Westy West is a isometric action adventure game developed by Countryside Games. If you've ever found yourself entranced by old Western films, you've probably had a cowboy fantasy. The allure of the wild west era is obvious; there's a sort of freedom that comes with it. Westy West is a play on that, allowing you to traverse the west as a variety of characters. You'll start as the Sheriff, and take a quick walk through good ol' tutorial land. After that, it's time to gear up and hunt bandits through a variety of levels and environments. Does Westy West provide a fun look at the Western genre, or simply roll through town like a tumbleweed? Get your dueling hand ready, it's time for a visit to the old west.
Firstly, Westy West does something immediately correct; its art style. Instead of trying to be realistic by any measure, the game opts for a pixelated look. The camera is mounted at a slightly skewed top-down angle, providing an angle reminiscent of old school games like Cobra Triangle. Characters idly bounce up and down with their big blocky heads, all contained on a grid of squares.
You explore Westy West's levels by swiping up, down, left, or right. Doing so moves your character one square in that direction. You can also attack characters by tapping and either aiming at them or looking in their direction. Shots only go so far though, so there's a bit of strategy to gunplay.
Westy West is all about getting as far as possible before you die, hence forcing a restart. You'll usually grab a wanted poster off the wall, detailing a specific enemy for you to hunt. These wanted posters are often pretty humorous, containing crimes like “we think he's an alien”. The whole tone of the game is very silly and cheerful, never taking itself seriously.
The real hit-and-miss is the gameplay itself, which can be rewarding but sometimes frustrating. You're limited to three hearts of damage, which can quickly deplete in a dire situation. You can hire additional friendlies or mounts, but these are often incredibly expensive in comparison to how much gold you'll amass. This is where micro transactions come into play, along with opening treasure chests you find within levels. Characters and weapons who are too expensive to purchase with in-game money can be bought with real money. However, their real life prices are often too high to justify as is. Westy West isn't any worse without these additions though, so you're not missing out on much if you decide to skip them.
The objective of each level is the same. You'll hop along and kill the bandits in each level, unlocking the exit and allowing you to progress. The variety lies within the level design itself, as levels are not all the same. Some are open canyons with nothing but enemies and dangers, but others are full fledged towns with civilians and shops. You're not restricted to playing fair in Westy West, so you can shoot innocents if you feel like it. Don't expect to get away with it though, as the police will show up to quickly dispose you.
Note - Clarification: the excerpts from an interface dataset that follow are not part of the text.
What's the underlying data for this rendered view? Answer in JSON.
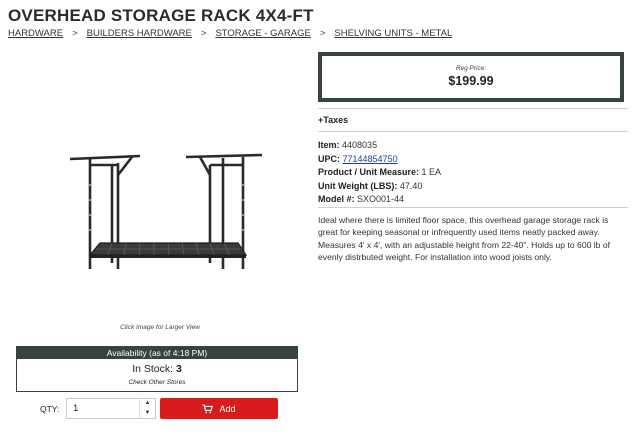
{
  "product": {
    "title": "OVERHEAD STORAGE RACK 4X4-FT",
    "breadcrumb": [
      "HARDWARE",
      "BUILDERS HARDWARE",
      "STORAGE - GARAGE",
      "SHELVING UNITS - METAL"
    ],
    "breadcrumb_separator": ">",
    "image_caption": "Click Image for Larger View",
    "price_label": "Reg Price:",
    "price": "$199.99",
    "taxes": "+Taxes",
    "item_label": "Item:",
    "item_value": "4408035",
    "upc_label": "UPC:",
    "upc_value": "77144854750",
    "measure_label": "Product / Unit Measure:",
    "measure_value": "1 EA",
    "weight_label": "Unit Weight (LBS):",
    "weight_value": "47.40",
    "model_label": "Model #:",
    "model_value": "SXO001-44",
    "description": "Ideal where there is limited floor space, this overhead garage storage rack is great for keeping seasonal or infrequently used items neatly packed away. Measures 4' x 4', with an adjustable height from 22-40\". Holds up to 600 lb of evenly distrbuted weight. For installation into wood joists only."
  },
  "availability": {
    "header": "Availability (as of 4:18 PM)",
    "stock_label": "In Stock:",
    "stock_count": "3",
    "check_stores": "Check Other Stores"
  },
  "cart": {
    "qty_label": "QTY:",
    "qty_value": "1",
    "add_label": "Add",
    "add_icon": "cart-icon",
    "accent_color": "#d81c1c"
  },
  "colors": {
    "frame": "#38433f",
    "link": "#1f3fa8"
  }
}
Once you finally perish, you can continue playing by watching an advertisement or spending some in-game gold. All the gold you earned on your previous run carries over, allowing you to buy better equipment and new characters. Along with this enjoyable cycle, there are overarching quests to complete that reward you with extra cash. One of the best features of Westy West is the ability to tap a “record” button, which captures your gameplay. You can then share this instantaneously on social medias through Unity's Everyplay function. It's a really cool feature, and while I didn't use it that much, I'm sure many players will appreciate its addition.
Generally speaking, Westy West is an all around good time. While there are a few flaws with the economy and the gameplay can get a bit repetitive, Westy West is enjoyable enough to stick with. There's enough gear and equipment to always have something new to work towards, and the humor and tone of the game is refreshingly light. Westy West is like a retro spaghetti western film, all contained into your phone. While not perfect, it’s a smart and satisfying action game to keep returning to. If you're a fan of action games and looking for something a bit more lighthearted, give it a try!
Reviewed by Matt
Watch Westy West Trailer